▶ Stored dataset items:
-------------------------

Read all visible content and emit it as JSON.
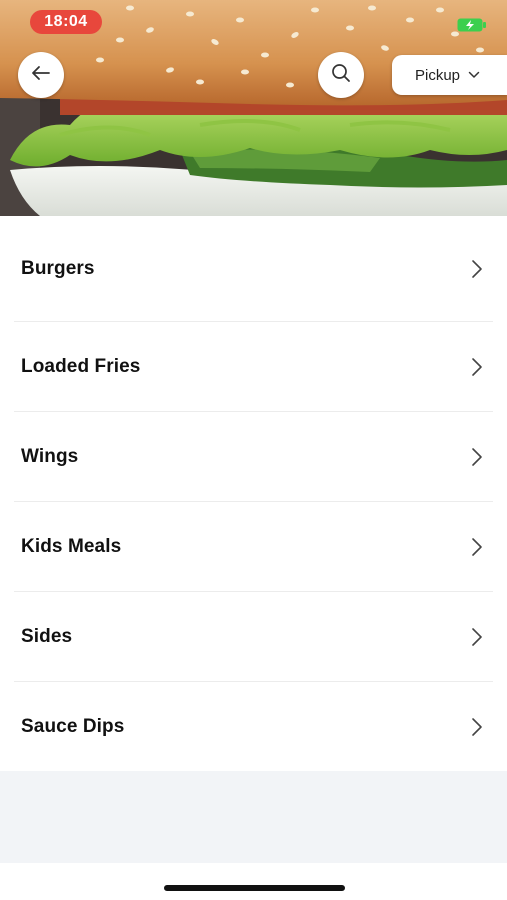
{
  "status": {
    "time": "18:04"
  },
  "header": {
    "back_icon": "arrow-left-icon",
    "search_icon": "search-icon",
    "order_mode": "Pickup"
  },
  "categories": [
    {
      "label": "Burgers"
    },
    {
      "label": "Loaded Fries"
    },
    {
      "label": "Wings"
    },
    {
      "label": "Kids Meals"
    },
    {
      "label": "Sides"
    },
    {
      "label": "Sauce Dips"
    }
  ],
  "colors": {
    "status_pill": "#e8473c",
    "battery": "#3ccf4e",
    "footer_bg": "#f2f4f7"
  }
}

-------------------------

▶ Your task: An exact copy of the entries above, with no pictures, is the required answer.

▶ Expected output:
Read all visible content and emit it as JSON.
{
  "status": {
    "time": "18:04"
  },
  "header": {
    "back_icon": "arrow-left-icon",
    "search_icon": "search-icon",
    "order_mode": "Pickup"
  },
  "categories": [
    {
      "label": "Burgers"
    },
    {
      "label": "Loaded Fries"
    },
    {
      "label": "Wings"
    },
    {
      "label": "Kids Meals"
    },
    {
      "label": "Sides"
    },
    {
      "label": "Sauce Dips"
    }
  ],
  "colors": {
    "status_pill": "#e8473c",
    "battery": "#3ccf4e",
    "footer_bg": "#f2f4f7"
  }
}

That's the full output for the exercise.